Metcalfe's Law states that the value of a communications network is proportional to the square of the number of connected things. That is, as you add more things to a network, the value of the network increases quite a bit faster than you add things. Metcalfe's Law is true.
The value of Things are often dramatically enhanced by metadata. My name has not much value. My name together with a cloud of demographic data and some information about my shopping habits is surprisingly valuable.
A piece of Art without an idea, and without a use (see here for the precise details of the rather specific and perhaps unorthodox way I am using these two words) has little to no value. Add in a good idea and some use and your Art becomes pretty valuable, potentially in terms of money and certainly as a cultural artifact.
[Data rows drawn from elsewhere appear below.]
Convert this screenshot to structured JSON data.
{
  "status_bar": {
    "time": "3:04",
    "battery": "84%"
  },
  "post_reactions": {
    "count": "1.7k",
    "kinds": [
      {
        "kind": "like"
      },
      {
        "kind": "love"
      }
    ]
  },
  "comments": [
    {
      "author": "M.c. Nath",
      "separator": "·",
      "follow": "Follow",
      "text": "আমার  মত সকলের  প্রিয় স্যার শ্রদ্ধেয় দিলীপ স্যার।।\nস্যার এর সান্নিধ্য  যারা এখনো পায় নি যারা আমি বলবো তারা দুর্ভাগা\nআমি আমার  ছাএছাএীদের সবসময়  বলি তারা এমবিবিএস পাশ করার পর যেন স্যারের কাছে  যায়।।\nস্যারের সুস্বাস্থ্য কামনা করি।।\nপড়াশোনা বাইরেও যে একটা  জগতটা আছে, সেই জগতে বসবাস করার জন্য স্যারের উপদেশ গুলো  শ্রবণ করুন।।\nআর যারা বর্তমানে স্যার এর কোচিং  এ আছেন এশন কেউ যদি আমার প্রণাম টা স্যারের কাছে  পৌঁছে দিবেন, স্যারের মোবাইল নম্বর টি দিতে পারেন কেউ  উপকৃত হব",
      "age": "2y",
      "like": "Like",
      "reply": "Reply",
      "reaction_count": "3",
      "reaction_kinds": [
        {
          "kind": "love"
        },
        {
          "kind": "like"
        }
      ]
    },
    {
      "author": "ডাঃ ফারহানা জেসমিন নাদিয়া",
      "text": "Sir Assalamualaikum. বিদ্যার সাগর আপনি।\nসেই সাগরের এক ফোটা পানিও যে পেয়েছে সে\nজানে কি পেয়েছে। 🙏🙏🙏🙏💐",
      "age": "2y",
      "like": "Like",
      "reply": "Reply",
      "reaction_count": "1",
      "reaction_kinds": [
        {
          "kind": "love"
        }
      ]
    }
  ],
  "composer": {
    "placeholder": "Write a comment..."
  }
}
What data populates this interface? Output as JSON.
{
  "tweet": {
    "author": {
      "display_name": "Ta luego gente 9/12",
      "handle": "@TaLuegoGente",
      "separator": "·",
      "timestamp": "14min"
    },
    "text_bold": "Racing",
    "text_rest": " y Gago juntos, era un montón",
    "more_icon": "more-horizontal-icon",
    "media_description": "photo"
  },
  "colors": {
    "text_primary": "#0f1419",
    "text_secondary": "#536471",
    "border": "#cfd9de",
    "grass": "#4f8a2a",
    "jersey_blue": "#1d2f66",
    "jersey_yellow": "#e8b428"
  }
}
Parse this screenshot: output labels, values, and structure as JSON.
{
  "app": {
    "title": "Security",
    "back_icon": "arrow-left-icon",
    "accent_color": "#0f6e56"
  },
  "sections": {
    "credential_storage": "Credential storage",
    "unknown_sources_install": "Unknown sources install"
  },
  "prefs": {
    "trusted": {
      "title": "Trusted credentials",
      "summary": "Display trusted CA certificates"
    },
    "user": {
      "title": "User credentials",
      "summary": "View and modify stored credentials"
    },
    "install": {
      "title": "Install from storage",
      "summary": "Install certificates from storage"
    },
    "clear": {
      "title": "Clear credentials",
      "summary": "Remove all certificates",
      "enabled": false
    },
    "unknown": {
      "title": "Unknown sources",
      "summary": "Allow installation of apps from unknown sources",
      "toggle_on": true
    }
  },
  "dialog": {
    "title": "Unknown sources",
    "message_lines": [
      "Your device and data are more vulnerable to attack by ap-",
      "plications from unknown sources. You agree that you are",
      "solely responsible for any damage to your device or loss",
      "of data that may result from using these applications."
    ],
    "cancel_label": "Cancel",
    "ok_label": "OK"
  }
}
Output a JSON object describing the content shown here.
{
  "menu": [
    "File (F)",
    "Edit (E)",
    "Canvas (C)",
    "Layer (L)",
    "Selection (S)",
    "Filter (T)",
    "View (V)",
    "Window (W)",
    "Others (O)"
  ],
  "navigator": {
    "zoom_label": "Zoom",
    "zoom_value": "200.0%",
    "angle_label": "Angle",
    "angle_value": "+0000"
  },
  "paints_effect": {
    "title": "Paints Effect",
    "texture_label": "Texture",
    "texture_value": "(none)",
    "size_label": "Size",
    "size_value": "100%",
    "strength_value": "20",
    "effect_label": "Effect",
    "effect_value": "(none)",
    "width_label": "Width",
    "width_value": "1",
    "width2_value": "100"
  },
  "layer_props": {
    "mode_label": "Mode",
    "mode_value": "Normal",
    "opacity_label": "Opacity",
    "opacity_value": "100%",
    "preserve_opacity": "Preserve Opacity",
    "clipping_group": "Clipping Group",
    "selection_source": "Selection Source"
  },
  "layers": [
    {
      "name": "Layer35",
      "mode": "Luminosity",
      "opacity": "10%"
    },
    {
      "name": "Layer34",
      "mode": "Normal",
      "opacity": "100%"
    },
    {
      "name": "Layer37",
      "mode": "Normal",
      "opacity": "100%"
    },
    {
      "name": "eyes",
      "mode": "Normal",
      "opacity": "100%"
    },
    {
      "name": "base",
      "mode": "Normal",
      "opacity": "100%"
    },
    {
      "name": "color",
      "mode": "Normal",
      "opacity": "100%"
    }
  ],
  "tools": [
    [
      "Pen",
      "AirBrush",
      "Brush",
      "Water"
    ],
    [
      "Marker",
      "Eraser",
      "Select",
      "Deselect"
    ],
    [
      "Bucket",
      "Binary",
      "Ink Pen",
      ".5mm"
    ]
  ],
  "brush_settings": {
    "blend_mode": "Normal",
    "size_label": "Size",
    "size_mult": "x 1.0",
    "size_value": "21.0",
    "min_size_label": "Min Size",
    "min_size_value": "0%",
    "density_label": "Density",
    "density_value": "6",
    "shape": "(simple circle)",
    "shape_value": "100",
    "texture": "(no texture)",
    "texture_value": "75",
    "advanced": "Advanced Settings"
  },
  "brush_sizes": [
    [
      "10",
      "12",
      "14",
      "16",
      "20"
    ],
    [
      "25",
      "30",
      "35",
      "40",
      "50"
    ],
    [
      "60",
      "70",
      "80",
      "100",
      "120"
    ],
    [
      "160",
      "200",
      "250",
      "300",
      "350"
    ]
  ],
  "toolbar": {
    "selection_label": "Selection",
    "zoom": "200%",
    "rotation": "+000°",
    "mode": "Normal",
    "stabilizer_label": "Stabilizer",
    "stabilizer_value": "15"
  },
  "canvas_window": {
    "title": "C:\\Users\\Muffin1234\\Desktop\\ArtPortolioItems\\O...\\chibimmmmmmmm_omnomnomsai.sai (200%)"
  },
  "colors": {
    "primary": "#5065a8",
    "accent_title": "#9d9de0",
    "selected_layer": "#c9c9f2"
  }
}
There is a common fallacy which is produced by all these things, and many similar and related things. That fallacy is that when some factor, X, adds a great deal of value to Y, whatever you mean by value, then it follows that Y has low value. Especially among people who are in the business of X, there is a strong tendency to overvalue X and undervalue Y. The root of the fallacy lies in forgetting that, without Y, X's value collapses. The value in the add-on factor is second-order, and built on the value of the underlying Things.
We see this in Art. The central idea of Conceptual Art is essentially the statement that the Art Object itself is stupid and irrelevant. A great deal of modern art, whether conceptual or otherwise, partakes of this notion. A show of pictures can be of terrible, uninteresting, repetitive pictures, but with a great Artist's Statement it's a success,
We see this in the technology industry, we have endless millions being spent on things which boil down to the idea that the metadata or the interconnectedness is as valuable, or more valuable, than the Thing Itself. We lose sight of the fact that this value, while real and large, is second-order value. Without the Thing Itself, the structure collapses, and there is no value.
The information about my shopping habits and demographics has a value, to be sure. That value has a very strict upper bound: It is not and never will be worth more money that I am going to spend. In reality the upper bound is a very very small fraction of the amount I am willing to spend. Nobody but a fool would spend $100 in order to sell me $100 worth of products. There are fools, to be sure, but they don't stay in business long.
The shell game works a bit better in Art where the value is all perception anyways. It's still a shell game.
We see this game being played out in popular photography as well. On some picture sharing sites, the object appears to be to get your pictures to be popular. You'd like them to be Trending or Explored, or Most Liked or whatever. The way you do this is by making a pretty good picture, but more importantly a picture that hits the locally accepted standards, and then most importantly of all by marketing the hell out of it and yourself. Follow/Friend everyone. Like and +1 everything. Add your picture to as many groups or whatever as you can. Get it out there.
It doesn't really have to be that good, it just has to be well connected, and then you win the game.
And then you can take your winnings from the game and go... um. Well you't do anything with them. But it feels good.